## Problem to solve
All of the records must be repeated exactly.

-=-=-

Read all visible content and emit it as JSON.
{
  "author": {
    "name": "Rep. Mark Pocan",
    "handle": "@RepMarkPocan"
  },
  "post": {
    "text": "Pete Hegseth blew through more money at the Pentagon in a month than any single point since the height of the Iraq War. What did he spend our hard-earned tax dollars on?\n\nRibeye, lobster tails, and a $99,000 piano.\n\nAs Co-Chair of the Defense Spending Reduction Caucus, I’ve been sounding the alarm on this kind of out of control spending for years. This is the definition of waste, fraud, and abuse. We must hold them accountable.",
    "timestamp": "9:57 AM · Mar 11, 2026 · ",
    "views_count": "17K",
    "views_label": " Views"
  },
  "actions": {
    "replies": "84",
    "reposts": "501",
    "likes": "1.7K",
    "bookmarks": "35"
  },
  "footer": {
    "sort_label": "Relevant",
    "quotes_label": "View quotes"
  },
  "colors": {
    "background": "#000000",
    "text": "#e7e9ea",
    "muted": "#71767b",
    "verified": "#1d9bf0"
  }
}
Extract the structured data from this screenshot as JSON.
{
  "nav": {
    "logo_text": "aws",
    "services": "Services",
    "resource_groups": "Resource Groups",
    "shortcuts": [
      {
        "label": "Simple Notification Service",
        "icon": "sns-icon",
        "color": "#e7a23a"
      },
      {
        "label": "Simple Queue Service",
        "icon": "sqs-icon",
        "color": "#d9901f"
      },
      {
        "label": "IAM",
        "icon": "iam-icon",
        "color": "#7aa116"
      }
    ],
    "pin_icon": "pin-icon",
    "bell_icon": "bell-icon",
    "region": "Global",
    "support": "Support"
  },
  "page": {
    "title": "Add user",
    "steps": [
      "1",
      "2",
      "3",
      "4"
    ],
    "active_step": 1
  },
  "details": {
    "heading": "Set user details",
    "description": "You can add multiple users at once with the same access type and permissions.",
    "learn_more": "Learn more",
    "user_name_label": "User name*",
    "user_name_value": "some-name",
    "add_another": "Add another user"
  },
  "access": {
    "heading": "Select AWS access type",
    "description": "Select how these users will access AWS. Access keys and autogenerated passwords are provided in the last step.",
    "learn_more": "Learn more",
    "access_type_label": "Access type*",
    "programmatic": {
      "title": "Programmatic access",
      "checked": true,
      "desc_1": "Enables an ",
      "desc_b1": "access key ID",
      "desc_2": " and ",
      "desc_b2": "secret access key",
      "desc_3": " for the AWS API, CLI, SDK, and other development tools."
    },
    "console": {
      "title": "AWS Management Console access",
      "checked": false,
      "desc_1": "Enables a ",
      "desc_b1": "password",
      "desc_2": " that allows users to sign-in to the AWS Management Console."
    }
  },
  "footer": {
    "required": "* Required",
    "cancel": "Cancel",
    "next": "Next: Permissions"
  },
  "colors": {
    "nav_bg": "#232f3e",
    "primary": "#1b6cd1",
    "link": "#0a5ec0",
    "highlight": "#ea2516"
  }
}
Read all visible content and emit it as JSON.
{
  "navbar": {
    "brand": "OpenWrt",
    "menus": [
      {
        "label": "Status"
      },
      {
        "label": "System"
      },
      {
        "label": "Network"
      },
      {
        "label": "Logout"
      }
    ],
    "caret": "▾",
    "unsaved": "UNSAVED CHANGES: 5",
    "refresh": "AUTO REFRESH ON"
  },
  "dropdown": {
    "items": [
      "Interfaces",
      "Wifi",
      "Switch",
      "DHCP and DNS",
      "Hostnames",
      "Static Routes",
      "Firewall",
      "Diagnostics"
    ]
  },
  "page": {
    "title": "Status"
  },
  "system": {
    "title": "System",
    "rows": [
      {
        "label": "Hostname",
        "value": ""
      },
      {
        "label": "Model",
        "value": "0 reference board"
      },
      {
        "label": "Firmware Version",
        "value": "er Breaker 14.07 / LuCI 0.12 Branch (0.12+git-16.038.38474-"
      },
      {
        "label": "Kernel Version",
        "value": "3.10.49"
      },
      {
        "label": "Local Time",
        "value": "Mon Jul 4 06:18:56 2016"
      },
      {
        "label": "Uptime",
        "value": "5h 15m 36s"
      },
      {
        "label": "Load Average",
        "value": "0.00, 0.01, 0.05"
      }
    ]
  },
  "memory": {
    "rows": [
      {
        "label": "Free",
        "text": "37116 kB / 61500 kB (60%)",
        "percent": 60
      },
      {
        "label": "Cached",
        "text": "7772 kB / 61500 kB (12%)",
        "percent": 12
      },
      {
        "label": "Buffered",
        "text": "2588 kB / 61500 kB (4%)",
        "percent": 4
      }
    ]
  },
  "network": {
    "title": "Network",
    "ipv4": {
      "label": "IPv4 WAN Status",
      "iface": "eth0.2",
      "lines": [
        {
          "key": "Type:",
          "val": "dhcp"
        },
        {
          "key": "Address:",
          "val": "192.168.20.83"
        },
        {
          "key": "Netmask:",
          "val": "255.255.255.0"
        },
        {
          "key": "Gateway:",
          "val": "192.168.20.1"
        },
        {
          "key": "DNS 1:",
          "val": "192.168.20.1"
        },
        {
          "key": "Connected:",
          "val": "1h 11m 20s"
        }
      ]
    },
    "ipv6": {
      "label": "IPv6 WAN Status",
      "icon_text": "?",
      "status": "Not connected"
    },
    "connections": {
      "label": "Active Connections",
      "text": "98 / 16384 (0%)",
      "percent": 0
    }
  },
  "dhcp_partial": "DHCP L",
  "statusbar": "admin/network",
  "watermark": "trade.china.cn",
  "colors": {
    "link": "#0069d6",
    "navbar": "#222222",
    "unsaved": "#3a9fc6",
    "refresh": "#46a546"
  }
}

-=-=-

## Output for this task
Read all visible content and emit it as JSON.
{
  "author": {
    "name": "Rep. Mark Pocan",
    "handle": "@RepMarkPocan"
  },
  "post": {
    "text": "Pete Hegseth blew through more money at the Pentagon in a month than any single point since the height of the Iraq War. What did he spend our hard-earned tax dollars on?\n\nRibeye, lobster tails, and a $99,000 piano.\n\nAs Co-Chair of the Defense Spending Reduction Caucus, I’ve been sounding the alarm on this kind of out of control spending for years. This is the definition of waste, fraud, and abuse. We must hold them accountable.",
    "timestamp": "9:57 AM · Mar 11, 2026 · ",
    "views_count": "17K",
    "views_label": " Views"
  },
  "actions": {
    "replies": "84",
    "reposts": "501",
    "likes": "1.7K",
    "bookmarks": "35"
  },
  "footer": {
    "sort_label": "Relevant",
    "quotes_label": "View quotes"
  },
  "colors": {
    "background": "#000000",
    "text": "#e7e9ea",
    "muted": "#71767b",
    "verified": "#1d9bf0"
  }
}
Extract the structured data from this screenshot as JSON.
{
  "nav": {
    "logo_text": "aws",
    "services": "Services",
    "resource_groups": "Resource Groups",
    "shortcuts": [
      {
        "label": "Simple Notification Service",
        "icon": "sns-icon",
        "color": "#e7a23a"
      },
      {
        "label": "Simple Queue Service",
        "icon": "sqs-icon",
        "color": "#d9901f"
      },
      {
        "label": "IAM",
        "icon": "iam-icon",
        "color": "#7aa116"
      }
    ],
    "pin_icon": "pin-icon",
    "bell_icon": "bell-icon",
    "region": "Global",
    "support": "Support"
  },
  "page": {
    "title": "Add user",
    "steps": [
      "1",
      "2",
      "3",
      "4"
    ],
    "active_step": 1
  },
  "details": {
    "heading": "Set user details",
    "description": "You can add multiple users at once with the same access type and permissions.",
    "learn_more": "Learn more",
    "user_name_label": "User name*",
    "user_name_value": "some-name",
    "add_another": "Add another user"
  },
  "access": {
    "heading": "Select AWS access type",
    "description": "Select how these users will access AWS. Access keys and autogenerated passwords are provided in the last step.",
    "learn_more": "Learn more",
    "access_type_label": "Access type*",
    "programmatic": {
      "title": "Programmatic access",
      "checked": true,
      "desc_1": "Enables an ",
      "desc_b1": "access key ID",
      "desc_2": " and ",
      "desc_b2": "secret access key",
      "desc_3": " for the AWS API, CLI, SDK, and other development tools."
    },
    "console": {
      "title": "AWS Management Console access",
      "checked": false,
      "desc_1": "Enables a ",
      "desc_b1": "password",
      "desc_2": " that allows users to sign-in to the AWS Management Console."
    }
  },
  "footer": {
    "required": "* Required",
    "cancel": "Cancel",
    "next": "Next: Permissions"
  },
  "colors": {
    "nav_bg": "#232f3e",
    "primary": "#1b6cd1",
    "link": "#0a5ec0",
    "highlight": "#ea2516"
  }
}
Read all visible content and emit it as JSON.
{
  "navbar": {
    "brand": "OpenWrt",
    "menus": [
      {
        "label": "Status"
      },
      {
        "label": "System"
      },
      {
        "label": "Network"
      },
      {
        "label": "Logout"
      }
    ],
    "caret": "▾",
    "unsaved": "UNSAVED CHANGES: 5",
    "refresh": "AUTO REFRESH ON"
  },
  "dropdown": {
    "items": [
      "Interfaces",
      "Wifi",
      "Switch",
      "DHCP and DNS",
      "Hostnames",
      "Static Routes",
      "Firewall",
      "Diagnostics"
    ]
  },
  "page": {
    "title": "Status"
  },
  "system": {
    "title": "System",
    "rows": [
      {
        "label": "Hostname",
        "value": ""
      },
      {
        "label": "Model",
        "value": "0 reference board"
      },
      {
        "label": "Firmware Version",
        "value": "er Breaker 14.07 / LuCI 0.12 Branch (0.12+git-16.038.38474-"
      },
      {
        "label": "Kernel Version",
        "value": "3.10.49"
      },
      {
        "label": "Local Time",
        "value": "Mon Jul 4 06:18:56 2016"
      },
      {
        "label": "Uptime",
        "value": "5h 15m 36s"
      },
      {
        "label": "Load Average",
        "value": "0.00, 0.01, 0.05"
      }
    ]
  },
  "memory": {
    "rows": [
      {
        "label": "Free",
        "text": "37116 kB / 61500 kB (60%)",
        "percent": 60
      },
      {
        "label": "Cached",
        "text": "7772 kB / 61500 kB (12%)",
        "percent": 12
      },
      {
        "label": "Buffered",
        "text": "2588 kB / 61500 kB (4%)",
        "percent": 4
      }
    ]
  },
  "network": {
    "title": "Network",
    "ipv4": {
      "label": "IPv4 WAN Status",
      "iface": "eth0.2",
      "lines": [
        {
          "key": "Type:",
          "val": "dhcp"
        },
        {
          "key": "Address:",
          "val": "192.168.20.83"
        },
        {
          "key": "Netmask:",
          "val": "255.255.255.0"
        },
        {
          "key": "Gateway:",
          "val": "192.168.20.1"
        },
        {
          "key": "DNS 1:",
          "val": "192.168.20.1"
        },
        {
          "key": "Connected:",
          "val": "1h 11m 20s"
        }
      ]
    },
    "ipv6": {
      "label": "IPv6 WAN Status",
      "icon_text": "?",
      "status": "Not connected"
    },
    "connections": {
      "label": "Active Connections",
      "text": "98 / 16384 (0%)",
      "percent": 0
    }
  },
  "dhcp_partial": "DHCP L",
  "statusbar": "admin/network",
  "watermark": "trade.china.cn",
  "colors": {
    "link": "#0069d6",
    "navbar": "#222222",
    "unsaved": "#3a9fc6",
    "refresh": "#46a546"
  }
}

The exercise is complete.